Cardiac progenitor cells are specialised stem cells capable of transforming into heart tissue. If you can identify a source from which large numbers of similar cells can be readily retrieved, you can transform those cells into cardiac progenitors. This is what we set out to achieve.
Dr Valerie Barron
Researchers from the National University of Ireland Galway (NUI Galway) and Trinity College Dublin (TCD) have exploited a commonly-used nanomaterial to produce cells capable of repairing cardiac muscle damaged by heart failure. The team combined adult stem cells with carbon nanotubes – nanomaterials which are reactive to electrical stimulation – to replicate the characteristics of special heart cells known as cardiac progenitors.
In conjunction with Professor Werner Blau from TCD's School of Physics, Drs Valerie Barron and Mary Murphy from NUI Galway’s Regenerative Medicine Institute (REMEDI) spearheaded this pioneering technique.
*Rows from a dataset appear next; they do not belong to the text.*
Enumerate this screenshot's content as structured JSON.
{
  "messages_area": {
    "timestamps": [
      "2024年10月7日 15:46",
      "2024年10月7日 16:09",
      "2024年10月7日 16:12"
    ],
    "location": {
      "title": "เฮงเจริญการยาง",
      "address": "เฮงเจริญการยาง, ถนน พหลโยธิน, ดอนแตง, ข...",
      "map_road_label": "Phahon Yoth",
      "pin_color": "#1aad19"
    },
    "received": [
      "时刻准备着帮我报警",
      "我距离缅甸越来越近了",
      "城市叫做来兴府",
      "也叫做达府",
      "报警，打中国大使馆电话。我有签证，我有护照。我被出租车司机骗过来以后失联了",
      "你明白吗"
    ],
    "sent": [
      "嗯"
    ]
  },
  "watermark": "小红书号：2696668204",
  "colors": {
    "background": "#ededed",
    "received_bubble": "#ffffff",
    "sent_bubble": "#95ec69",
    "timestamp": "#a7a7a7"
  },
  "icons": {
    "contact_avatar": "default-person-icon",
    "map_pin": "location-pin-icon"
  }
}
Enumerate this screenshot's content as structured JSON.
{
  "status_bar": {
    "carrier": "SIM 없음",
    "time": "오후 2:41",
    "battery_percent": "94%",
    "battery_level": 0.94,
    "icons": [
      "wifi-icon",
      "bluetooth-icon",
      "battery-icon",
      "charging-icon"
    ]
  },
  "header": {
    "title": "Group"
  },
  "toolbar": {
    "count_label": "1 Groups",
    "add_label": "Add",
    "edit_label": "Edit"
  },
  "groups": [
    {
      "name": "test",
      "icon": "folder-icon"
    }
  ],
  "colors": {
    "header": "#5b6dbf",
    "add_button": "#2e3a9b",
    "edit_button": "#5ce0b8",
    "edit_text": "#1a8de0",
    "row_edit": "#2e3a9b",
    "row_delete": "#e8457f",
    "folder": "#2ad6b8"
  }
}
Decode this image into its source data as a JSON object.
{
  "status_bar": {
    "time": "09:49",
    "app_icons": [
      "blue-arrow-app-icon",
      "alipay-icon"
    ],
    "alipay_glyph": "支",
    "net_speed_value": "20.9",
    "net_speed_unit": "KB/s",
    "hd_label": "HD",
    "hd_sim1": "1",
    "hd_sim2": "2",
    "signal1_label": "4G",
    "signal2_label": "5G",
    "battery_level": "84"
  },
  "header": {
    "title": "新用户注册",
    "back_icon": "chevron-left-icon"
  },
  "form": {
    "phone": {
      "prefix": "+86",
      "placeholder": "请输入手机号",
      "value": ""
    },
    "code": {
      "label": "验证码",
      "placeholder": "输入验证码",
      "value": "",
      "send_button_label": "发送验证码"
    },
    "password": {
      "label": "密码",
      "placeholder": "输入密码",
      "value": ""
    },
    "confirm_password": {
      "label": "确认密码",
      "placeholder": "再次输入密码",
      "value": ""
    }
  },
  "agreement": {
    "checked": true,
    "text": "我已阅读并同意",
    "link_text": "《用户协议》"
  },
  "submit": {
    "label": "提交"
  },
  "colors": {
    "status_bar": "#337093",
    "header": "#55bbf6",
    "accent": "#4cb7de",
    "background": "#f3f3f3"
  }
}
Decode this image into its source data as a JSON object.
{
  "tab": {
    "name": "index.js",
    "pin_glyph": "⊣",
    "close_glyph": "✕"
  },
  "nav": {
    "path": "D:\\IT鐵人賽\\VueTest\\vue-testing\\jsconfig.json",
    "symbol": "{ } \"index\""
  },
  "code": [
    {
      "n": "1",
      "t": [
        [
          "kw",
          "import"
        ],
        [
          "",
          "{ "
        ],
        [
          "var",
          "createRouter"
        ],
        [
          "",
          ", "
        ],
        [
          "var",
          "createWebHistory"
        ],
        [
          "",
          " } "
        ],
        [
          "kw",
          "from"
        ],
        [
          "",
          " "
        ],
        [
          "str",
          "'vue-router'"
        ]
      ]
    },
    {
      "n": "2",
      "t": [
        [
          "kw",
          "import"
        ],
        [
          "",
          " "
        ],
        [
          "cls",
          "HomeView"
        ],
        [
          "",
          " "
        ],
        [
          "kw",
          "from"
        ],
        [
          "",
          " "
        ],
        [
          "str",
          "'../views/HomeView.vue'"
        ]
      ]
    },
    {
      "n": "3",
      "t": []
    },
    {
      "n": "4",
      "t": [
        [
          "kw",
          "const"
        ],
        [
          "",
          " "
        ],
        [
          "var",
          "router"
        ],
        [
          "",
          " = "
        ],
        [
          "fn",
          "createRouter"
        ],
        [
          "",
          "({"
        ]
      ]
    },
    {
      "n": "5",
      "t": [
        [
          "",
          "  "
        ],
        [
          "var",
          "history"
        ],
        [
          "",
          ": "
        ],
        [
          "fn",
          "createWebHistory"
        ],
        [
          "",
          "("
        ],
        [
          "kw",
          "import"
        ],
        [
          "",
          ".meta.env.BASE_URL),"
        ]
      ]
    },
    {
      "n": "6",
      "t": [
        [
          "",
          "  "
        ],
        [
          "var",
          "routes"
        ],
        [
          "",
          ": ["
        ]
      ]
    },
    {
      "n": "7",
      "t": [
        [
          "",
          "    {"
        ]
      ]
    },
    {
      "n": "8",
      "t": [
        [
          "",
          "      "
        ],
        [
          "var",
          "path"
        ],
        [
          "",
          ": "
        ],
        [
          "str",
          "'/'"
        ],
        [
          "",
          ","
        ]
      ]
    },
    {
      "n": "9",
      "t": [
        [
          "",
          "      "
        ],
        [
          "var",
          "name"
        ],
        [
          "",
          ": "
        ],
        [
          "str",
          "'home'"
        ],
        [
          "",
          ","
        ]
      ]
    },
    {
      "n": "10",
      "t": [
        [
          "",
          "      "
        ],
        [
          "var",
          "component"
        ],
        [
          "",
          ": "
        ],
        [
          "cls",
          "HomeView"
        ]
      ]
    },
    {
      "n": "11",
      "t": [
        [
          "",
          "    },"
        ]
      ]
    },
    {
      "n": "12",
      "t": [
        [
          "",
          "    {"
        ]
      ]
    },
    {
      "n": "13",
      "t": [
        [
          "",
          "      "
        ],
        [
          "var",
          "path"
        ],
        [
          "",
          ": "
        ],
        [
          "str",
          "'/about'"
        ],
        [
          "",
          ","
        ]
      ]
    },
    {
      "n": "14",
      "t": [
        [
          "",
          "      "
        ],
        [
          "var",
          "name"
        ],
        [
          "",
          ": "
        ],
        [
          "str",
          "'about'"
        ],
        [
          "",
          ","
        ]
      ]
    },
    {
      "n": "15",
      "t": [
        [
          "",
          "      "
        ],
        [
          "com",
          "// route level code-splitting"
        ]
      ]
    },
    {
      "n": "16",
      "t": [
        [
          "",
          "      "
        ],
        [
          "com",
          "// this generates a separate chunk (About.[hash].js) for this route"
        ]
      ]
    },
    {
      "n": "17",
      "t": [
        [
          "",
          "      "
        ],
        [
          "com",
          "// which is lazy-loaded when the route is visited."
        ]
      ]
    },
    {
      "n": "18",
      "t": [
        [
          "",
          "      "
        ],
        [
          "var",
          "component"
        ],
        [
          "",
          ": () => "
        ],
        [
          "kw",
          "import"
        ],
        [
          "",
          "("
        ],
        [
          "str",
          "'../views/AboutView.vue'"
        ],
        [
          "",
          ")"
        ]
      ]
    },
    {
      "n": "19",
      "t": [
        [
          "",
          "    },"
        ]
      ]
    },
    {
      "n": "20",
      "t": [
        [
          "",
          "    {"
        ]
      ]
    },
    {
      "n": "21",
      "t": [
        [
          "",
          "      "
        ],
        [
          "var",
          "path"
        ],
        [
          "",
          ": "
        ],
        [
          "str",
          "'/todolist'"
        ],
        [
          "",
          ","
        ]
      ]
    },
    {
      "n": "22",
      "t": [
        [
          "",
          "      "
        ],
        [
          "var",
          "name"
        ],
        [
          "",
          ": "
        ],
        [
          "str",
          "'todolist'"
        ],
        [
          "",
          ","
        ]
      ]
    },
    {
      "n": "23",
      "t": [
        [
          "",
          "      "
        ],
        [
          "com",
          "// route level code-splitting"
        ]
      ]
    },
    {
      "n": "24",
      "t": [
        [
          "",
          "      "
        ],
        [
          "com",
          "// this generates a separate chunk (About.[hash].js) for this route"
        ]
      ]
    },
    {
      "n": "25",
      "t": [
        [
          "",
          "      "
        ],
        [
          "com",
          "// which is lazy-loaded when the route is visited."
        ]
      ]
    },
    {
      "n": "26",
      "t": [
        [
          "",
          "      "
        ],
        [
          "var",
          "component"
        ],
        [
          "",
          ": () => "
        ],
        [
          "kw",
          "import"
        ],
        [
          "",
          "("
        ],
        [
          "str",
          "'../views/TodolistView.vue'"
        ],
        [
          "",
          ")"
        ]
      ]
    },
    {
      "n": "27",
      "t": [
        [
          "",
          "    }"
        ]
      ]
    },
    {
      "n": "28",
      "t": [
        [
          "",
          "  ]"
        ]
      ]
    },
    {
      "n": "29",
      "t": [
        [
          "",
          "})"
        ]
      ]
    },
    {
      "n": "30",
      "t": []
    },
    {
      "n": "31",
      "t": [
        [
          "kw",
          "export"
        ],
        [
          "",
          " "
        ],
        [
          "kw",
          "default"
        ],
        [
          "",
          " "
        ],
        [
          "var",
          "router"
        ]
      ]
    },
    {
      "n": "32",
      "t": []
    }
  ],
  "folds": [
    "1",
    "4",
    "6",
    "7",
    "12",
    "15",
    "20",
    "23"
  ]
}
In order to create their replica progenitors, the researchers, whose findings have been published in the journals Biomaterials
and Macromolecular Bioscience
, introduced carbon nanotubes into mesenchymal stem cells taken from human bone marrow.
In an interview with ScienceOmega.com
, Dr Barron explained why it was necessary to take such a novel approach to cardiac repair.
"The cells that we are interested in are called cardiomyocytes and they are found in the cardiac muscle," she began. "An invasive operation is necessary in order to harvest these cells. This is not usually a clinical option, especially with patients who have undergone surgery in the wake of heart attacks. Whilst the procedure has been performed before, it is only appropriate in special cases.
"Cardiac progenitor cells are specialised stem cells capable of transforming into heart tissue," continued Dr Barron. "If you can identify a source from which large numbers of similar cells can be readily retrieved, you can transform those cells into cardiac progenitors. This is what we set out to achieve."
In order to turn mesenchymal stem cells into cardiac progenitors, the researchers introduced carbon nanotubes. It is the nanomaterial’s electrical conductivity which makes it so suitable for this transformative purpose.
"Cardiac muscle is an electroactive tissue," explained Dr Barron. "Mesenchymal stem cells can incorporate nanotubes because nanotubes are very, very small. They have nanometre dimensions whereas cells exist at the micron scale. Essentially, we were able to produce electroactive cells. When we applied electrical stimuli to these cells, they transformed into cardiac progenitors.
"We have demonstrated in the laboratory that this technique works. If we can show that the procedure is safe in the preclinical model, we will be able to begin preclinical trials. We must also concentrate on delivery, tracking and implementation. Our next task is to decide upon the best method for introducing the modified cells into a patient. We could inject them into the coronary artery, we could inject them directly into the damaged muscle, or we could use a patch to introduce the cells."
Whilst this approach could significantly benefit patients recovering from heart failure, its potential applications are not limited to the field of cardiology. I concluded our conversation by asking about the other electroactive tissue repair applications that might result from Dr Barron’s research.
"The spine," she replied. "People who have been involved in serious car crashes often suffer severe spinal injuries. The spinal cord is another electroactive tissue which allows electrical signals to be transmitted throughout the body. Patients with really bad spinal injuries are often left without sensory or mechanical function. Our research could be used to help these people. The brain represents another potential field of application due to its electroactive nature. There are several areas in which we might be able to apply the technique that we have developed."